A very lively market in the heart of the quarter La Vucciria with stalls selling vegetable, fruit, meat, fish and what have you. We sort of happened to land here on our way back to our car, but couldn't stop to linger around and savour the mediterranean aromas and watch the business of the traders.
La Vucciria is a Palermo's colourful market . If you leave Piazza Marina with the sea behind you you'll reach Corso Vittorio Emanuele, just before Via Maqueda on the right you should see (hear and smell) the market once immortalised by the painter Renato Guttuso. Here the colours, flavours and voices of Palermo come together in a sensual medley second to none. Stall-holders will try to entice you to buy their wares - from freshly caught fish to luscious vegetables and pungent spices. Food stalls sell an array of sandwiches filled with just about anything you can fry: panelle, chickpea fritters, aubergines, octopus - the list is endless. If you prefer to sit while you're eating try the 'Trattoria Shanghai', which, despite its Chinese name, serves traditional Sicilian food. As you sit supping overlooking the market you'll be forgiven for thinking you're in the middle of Shanghai, or Casablanca or......
Palermo has a rich artisan production. For example the production of artistic ceramics and of sicilian puppets and carts, copper and tin works in VIA CALDERAI, the making of chestnut wood and rush baskets near THE CALA and wrought-iron articles. A visit to the flea market (MERCATO DELLE PULCI), to browse among antique and modern and antique knick-knack, is of great interest. The confectioners offer many delicious cakes with ricotta cream (cannoli, casate etc.) and also cakes made from marzipan, the delicious marzipan fruits called 'frutti di martorana' and around all soul's Day, the socalled 'pupi a cera' these include knights, ladies and other figures made of sugar wich are offered to children during festivities.
THE OLD MARKETS
Opening hours: Weekdays from the earl morning to the evening; closed on holidays.
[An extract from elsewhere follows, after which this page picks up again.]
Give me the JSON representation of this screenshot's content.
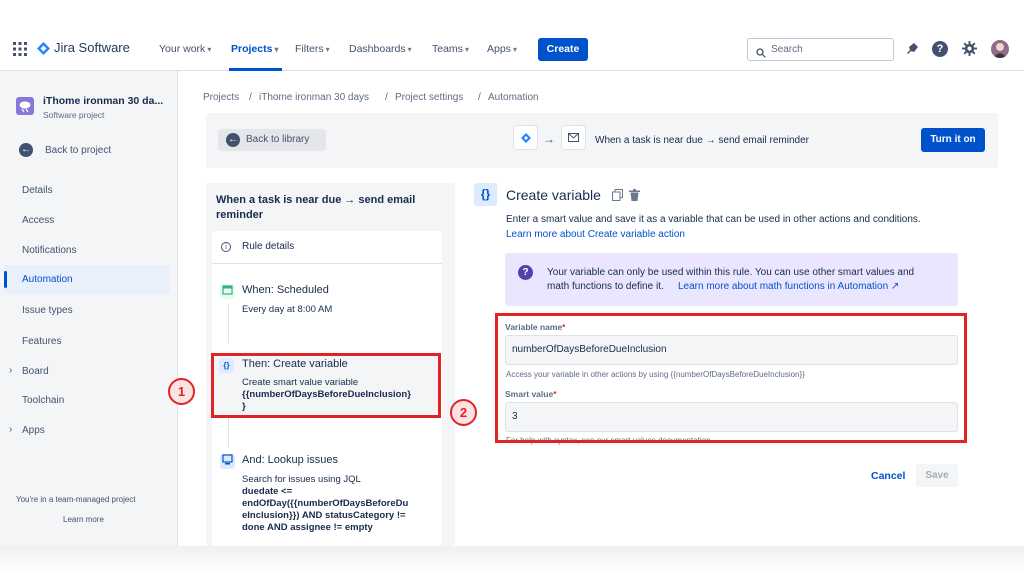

In Caracciolo square and neighbours, its name comes from the french word 'boucherie' that means butcher's market, but you can find everything: fresh fish, food stuffs, fruits & vegetables, clothes, etc.
All these things are displayed on stalls or hung in front of the stores giving the atmosfere of arabic suk.
It develops between Sant'agostino street and Porta Carini; you can find everything like Vucciria market : goods, wearing (even used clothes), useful objets for the house.
It covers the old quarter of Albergheria from Carmine square to Ballarò square. Even here you can find everything you need.
It is near the omonimous square of Casa Professa. There are new and used clothes, materials and all kind of used things.
It is next to Borsa Square, its name cames from the arabic word 'Suk-el-attarin' it means groceries'market but even in this case it is not only for groceries. Today you can find canvas and ropes, wholesales of wool and cotton for embrodery, underwear, socks, handkerchief, military clothes for hiking, leather jackets, rubber boots, military boots, sailor jumpers and knitwear.
MERCATO DELLE PULCI
Flee market. Antiques and local modern objets. Open weekdays from morning until afternoon. Holidays half a day.